Bloom Brew’s hours are Wednesday & Friday, 4-10 p.m., and Saturday 12-10 p.m.

FMI: bloombrew.weebly.com/

Author’s Note: I am working on setting up interviews with other Southwest PA breweries. Is there a brewery you’d like me to cover? Reach out to me via email – PABridges.Reanna@comcast.net

Story by Reanna Roberts for Pennsylvania Bridges

“Great Gatsby Gala” fundraiser planned

Megin Harrington

Megin Harrington

The Century Inn in Scenery Hill built in 1794 regularly transports its visitors to another time but on July 28 that journey will take them to the Roaring 20s and the decadence of The Great Gatsby.

The Great Gatsby Gala is a fundraising event for the Scenery Hill Civic Committee which was formed after a fire heavily damaged the historic inn on August 15, 2015. Owner Megin Harrington realized without her business as an anchor, the specialty shops in the community were hurting.
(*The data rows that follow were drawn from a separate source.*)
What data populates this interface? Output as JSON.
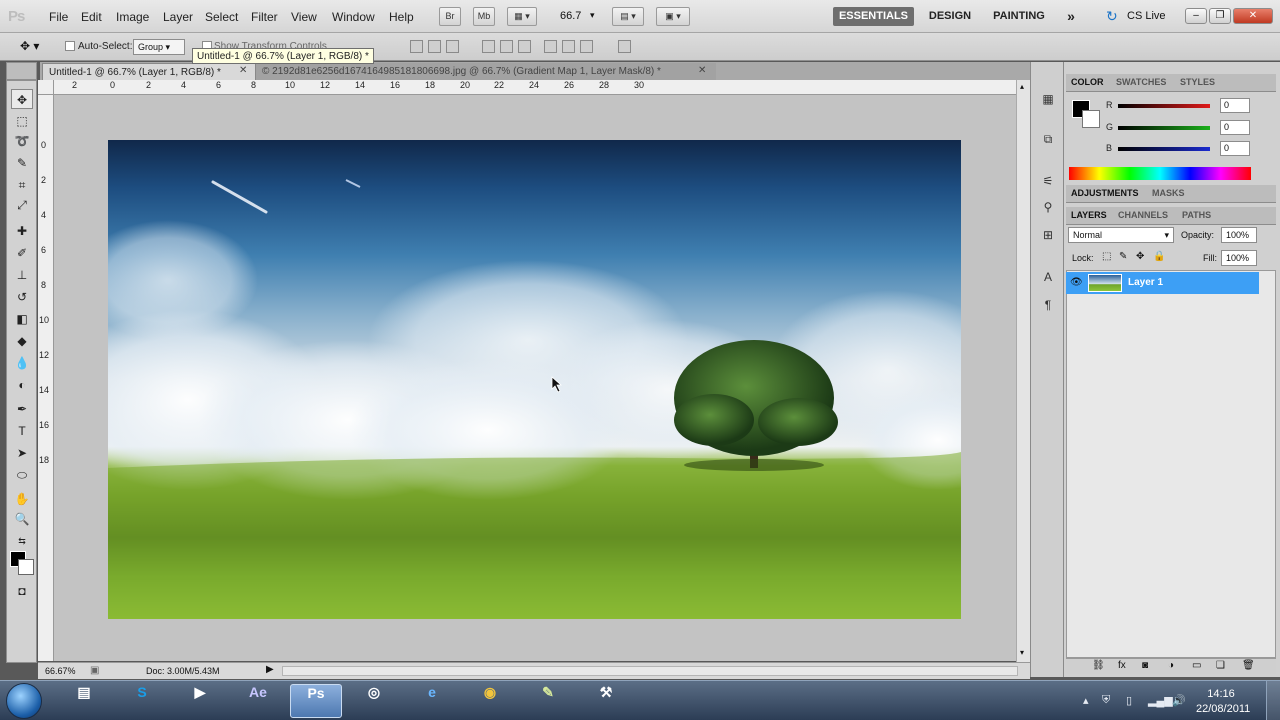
{
  "app": {
    "logo": "Ps"
  },
  "menus": [
    "File",
    "Edit",
    "Image",
    "Layer",
    "Select",
    "Filter",
    "View",
    "Window",
    "Help"
  ],
  "appbar": {
    "bridge": "Br",
    "minibridge": "Mb",
    "zoom": "66.7"
  },
  "workspaces": {
    "essentials": "ESSENTIALS",
    "design": "DESIGN",
    "painting": "PAINTING",
    "more": "»"
  },
  "cslive": "CS Live",
  "window_controls": {
    "minimize": "–",
    "restore": "❐",
    "close": "✕"
  },
  "options": {
    "auto_select_label": "Auto-Select:",
    "auto_select_value": "Group",
    "transform_label": "Show Transform Controls"
  },
  "tabs": [
    {
      "title": "Untitled-1 @ 66.7% (Layer 1, RGB/8) *",
      "close": "✕"
    },
    {
      "title": "© 2192d81e6256d167416498518180669​8.jpg @ 66.7% (Gradient Map 1, Layer Mask/8) *",
      "close": "✕"
    }
  ],
  "tooltip": "Untitled-1 @ 66.7% (Layer 1, RGB/8) *",
  "ruler_h": [
    "2",
    "0",
    "2",
    "4",
    "6",
    "8",
    "10",
    "12",
    "14",
    "16",
    "18",
    "20",
    "22",
    "24",
    "26",
    "28",
    "30"
  ],
  "ruler_v": [
    "0",
    "2",
    "4",
    "6",
    "8",
    "10",
    "12",
    "14",
    "16",
    "18"
  ],
  "status": {
    "zoom": "66.67%",
    "doc": "Doc: 3.00M/5.43M"
  },
  "color_panel": {
    "tabs": [
      "COLOR",
      "SWATCHES",
      "STYLES"
    ],
    "channels": [
      {
        "label": "R",
        "value": "0",
        "color": "#e01a1a"
      },
      {
        "label": "G",
        "value": "0",
        "color": "#1bb01b"
      },
      {
        "label": "B",
        "value": "0",
        "color": "#1b2bd0"
      }
    ]
  },
  "adjustments_panel": {
    "tabs": [
      "ADJUSTMENTS",
      "MASKS"
    ]
  },
  "layers_panel": {
    "tabs": [
      "LAYERS",
      "CHANNELS",
      "PATHS"
    ],
    "blend_mode": "Normal",
    "opacity_label": "Opacity:",
    "opacity": "100%",
    "lock_label": "Lock:",
    "fill_label": "Fill:",
    "fill": "100%",
    "layers": [
      {
        "name": "Layer 1",
        "selected": true
      }
    ]
  },
  "taskbar": {
    "apps": [
      {
        "icon": "folder-icon",
        "label": "▤"
      },
      {
        "icon": "skype-icon",
        "label": "S"
      },
      {
        "icon": "media-icon",
        "label": "▶"
      },
      {
        "icon": "after-effects-icon",
        "label": "Ae"
      },
      {
        "icon": "photoshop-icon",
        "label": "Ps"
      },
      {
        "icon": "camtasia-icon",
        "label": "◎"
      },
      {
        "icon": "browser-icon",
        "label": "e"
      },
      {
        "icon": "chrome-icon",
        "label": "◉"
      },
      {
        "icon": "notes-icon",
        "label": "✎"
      },
      {
        "icon": "tools-icon",
        "label": "⚒"
      }
    ],
    "time": "14:16",
    "date": "22/08/2011"
  }
}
“Our first event was a heritage festival. Each year we feature a different era of history and we have craftspeople who sell homemade things of that vintage,” Harrington said. “This September will be our third year doing that and we give tours of the town.”

The committee also sponsors movie nights the second Saturday of the month during the summer, showing films geared toward children and family viewing with related activities such as costume contests.

The Great Gatsby Gala won’t include any film footage, but the adults attending the event are encouraged to come in costume, donning their best vintage clothing. Each attendee will also need to provide the speakeasy password to enter the garden party, drawing them into F. Scott Fitzgerald’s private world of excess during the public time of Prohibition.

“Our bartender has been doing some research,” Harrington said. “The Southside Fizz had a sprig of mint in it. He said the mint was in case the place got raided. You could chew the mint to hide the odor of the alcohol.”

The menu will actually be a bit more upscale than Gatsby may have served.

“There is a record of what the Stork Club was serving, and the hors d’oeuvres weren’t that interesting — things like aspic and stuffed celery. Ours will be much better,” Harrington said. “It’s going to be a sensory overload.”

To add to the atmosphere, cigarette girls will be passing out the hors d’oeuvres on their trays.

Harrington said the Washington Jazz Orchestra will be playing Big Band music and Charleston lessons will be offered.

“There will be lots of dancing and lots of food,” Harrington said.

And of course, the iconic billboard featuring the all-seeing eyes from the novel and its movie versions will also be present.

Tents will be set up in the garden around the gazebo, lit with Edison lights, so the event will go on rain or shine.

“But it will not rain,” Harrington said.

Harrington said she is preparing for 200 guests for The Great Gatsby Gala. Tickets are being handled through greatgatsbygala.brownpapertickets.com.

Story by Christine Haines for Pennsylvania Bridges